Instructions to follow.
A single number is wanted: how many lines of the data include the string "this".

/---

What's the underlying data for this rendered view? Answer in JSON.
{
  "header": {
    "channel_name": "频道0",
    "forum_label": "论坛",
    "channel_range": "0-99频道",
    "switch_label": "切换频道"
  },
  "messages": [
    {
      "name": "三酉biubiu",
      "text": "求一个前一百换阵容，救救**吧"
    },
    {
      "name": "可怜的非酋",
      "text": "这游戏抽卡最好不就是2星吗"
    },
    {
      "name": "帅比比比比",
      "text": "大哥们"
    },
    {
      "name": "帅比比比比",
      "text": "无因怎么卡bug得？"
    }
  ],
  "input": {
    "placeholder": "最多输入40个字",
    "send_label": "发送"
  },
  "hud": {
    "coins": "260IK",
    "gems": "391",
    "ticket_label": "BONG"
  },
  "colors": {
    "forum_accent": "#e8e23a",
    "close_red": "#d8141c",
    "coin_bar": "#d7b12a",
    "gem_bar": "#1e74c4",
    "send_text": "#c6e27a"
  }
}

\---
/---

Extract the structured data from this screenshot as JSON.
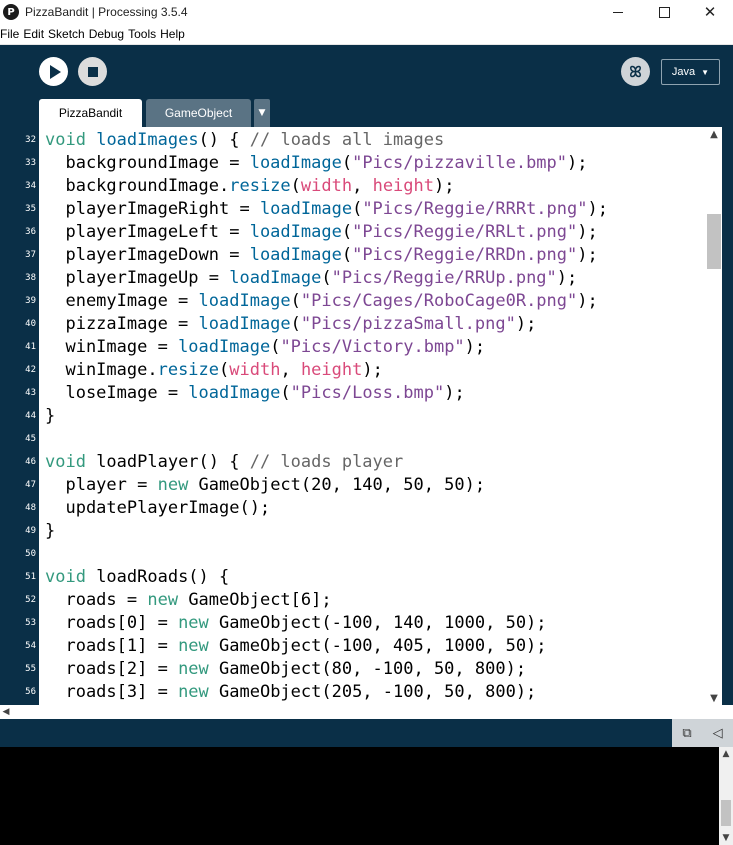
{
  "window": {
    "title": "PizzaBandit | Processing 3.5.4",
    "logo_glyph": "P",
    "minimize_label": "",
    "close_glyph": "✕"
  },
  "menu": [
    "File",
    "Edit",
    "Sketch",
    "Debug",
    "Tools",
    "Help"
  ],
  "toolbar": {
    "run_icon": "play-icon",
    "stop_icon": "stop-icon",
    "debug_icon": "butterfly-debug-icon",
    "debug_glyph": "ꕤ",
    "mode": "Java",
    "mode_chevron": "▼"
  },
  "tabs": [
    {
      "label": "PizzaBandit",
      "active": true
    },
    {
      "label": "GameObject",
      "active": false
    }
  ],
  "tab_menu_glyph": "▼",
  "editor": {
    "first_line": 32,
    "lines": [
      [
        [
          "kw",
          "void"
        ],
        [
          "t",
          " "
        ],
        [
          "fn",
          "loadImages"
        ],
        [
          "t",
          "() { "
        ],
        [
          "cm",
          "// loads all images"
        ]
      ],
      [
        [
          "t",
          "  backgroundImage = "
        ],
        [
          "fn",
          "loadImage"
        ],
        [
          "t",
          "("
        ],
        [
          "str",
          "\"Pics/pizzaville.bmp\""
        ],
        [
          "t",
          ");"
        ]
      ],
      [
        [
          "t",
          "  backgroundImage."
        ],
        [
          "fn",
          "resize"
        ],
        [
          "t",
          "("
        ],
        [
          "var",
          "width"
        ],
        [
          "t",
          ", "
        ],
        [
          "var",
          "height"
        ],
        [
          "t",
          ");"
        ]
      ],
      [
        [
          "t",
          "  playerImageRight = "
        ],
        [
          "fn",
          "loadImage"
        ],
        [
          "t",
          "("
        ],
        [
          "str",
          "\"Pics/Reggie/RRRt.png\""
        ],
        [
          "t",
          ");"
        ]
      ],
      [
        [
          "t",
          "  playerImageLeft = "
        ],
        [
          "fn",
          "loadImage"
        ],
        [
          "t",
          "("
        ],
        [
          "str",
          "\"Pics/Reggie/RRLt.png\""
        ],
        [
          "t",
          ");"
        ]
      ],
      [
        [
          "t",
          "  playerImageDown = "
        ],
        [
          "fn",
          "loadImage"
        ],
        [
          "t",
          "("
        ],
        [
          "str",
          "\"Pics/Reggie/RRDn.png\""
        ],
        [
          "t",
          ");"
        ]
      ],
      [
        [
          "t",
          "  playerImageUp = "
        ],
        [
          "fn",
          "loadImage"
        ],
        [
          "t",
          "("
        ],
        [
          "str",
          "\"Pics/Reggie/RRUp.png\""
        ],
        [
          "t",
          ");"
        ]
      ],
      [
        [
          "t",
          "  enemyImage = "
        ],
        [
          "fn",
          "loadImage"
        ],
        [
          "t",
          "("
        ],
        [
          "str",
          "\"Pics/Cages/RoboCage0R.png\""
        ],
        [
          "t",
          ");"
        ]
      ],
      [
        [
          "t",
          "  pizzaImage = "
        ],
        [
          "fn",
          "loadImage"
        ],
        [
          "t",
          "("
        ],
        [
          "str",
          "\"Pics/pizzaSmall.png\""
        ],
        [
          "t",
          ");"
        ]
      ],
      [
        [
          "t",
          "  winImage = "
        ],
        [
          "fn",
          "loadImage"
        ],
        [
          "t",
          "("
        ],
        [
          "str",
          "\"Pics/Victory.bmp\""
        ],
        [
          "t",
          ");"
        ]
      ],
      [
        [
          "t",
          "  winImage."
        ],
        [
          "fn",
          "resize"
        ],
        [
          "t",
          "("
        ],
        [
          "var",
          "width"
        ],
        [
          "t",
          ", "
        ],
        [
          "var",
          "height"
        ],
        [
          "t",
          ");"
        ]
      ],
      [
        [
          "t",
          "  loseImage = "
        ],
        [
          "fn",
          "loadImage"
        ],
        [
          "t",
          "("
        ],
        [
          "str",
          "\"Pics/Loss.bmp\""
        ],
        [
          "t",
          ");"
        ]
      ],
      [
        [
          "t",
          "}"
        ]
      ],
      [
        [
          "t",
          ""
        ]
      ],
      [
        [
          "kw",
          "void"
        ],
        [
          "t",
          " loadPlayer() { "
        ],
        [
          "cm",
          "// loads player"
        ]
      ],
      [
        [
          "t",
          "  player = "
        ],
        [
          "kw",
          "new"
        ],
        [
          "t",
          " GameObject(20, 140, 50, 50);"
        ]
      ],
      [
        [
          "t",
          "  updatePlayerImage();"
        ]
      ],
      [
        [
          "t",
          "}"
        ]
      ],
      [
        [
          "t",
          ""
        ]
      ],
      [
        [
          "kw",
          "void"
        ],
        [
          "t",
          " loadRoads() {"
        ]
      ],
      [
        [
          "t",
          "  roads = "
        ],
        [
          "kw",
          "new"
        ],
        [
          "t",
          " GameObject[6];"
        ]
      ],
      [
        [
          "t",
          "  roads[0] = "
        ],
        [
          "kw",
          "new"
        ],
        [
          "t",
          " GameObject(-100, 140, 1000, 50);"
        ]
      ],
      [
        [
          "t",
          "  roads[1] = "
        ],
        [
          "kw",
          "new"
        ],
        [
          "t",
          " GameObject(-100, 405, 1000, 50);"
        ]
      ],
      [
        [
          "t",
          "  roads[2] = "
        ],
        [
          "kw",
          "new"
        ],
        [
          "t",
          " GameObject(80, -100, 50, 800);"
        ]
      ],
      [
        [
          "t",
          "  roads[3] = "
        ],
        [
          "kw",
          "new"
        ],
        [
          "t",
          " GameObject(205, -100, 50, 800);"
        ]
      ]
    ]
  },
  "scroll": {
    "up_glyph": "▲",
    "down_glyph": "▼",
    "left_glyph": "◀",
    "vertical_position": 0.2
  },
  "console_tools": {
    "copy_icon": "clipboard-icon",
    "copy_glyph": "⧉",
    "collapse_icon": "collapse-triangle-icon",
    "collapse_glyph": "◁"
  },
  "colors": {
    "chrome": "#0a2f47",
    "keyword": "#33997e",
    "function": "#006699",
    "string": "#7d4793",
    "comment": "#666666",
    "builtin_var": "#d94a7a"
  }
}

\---

Solution.
2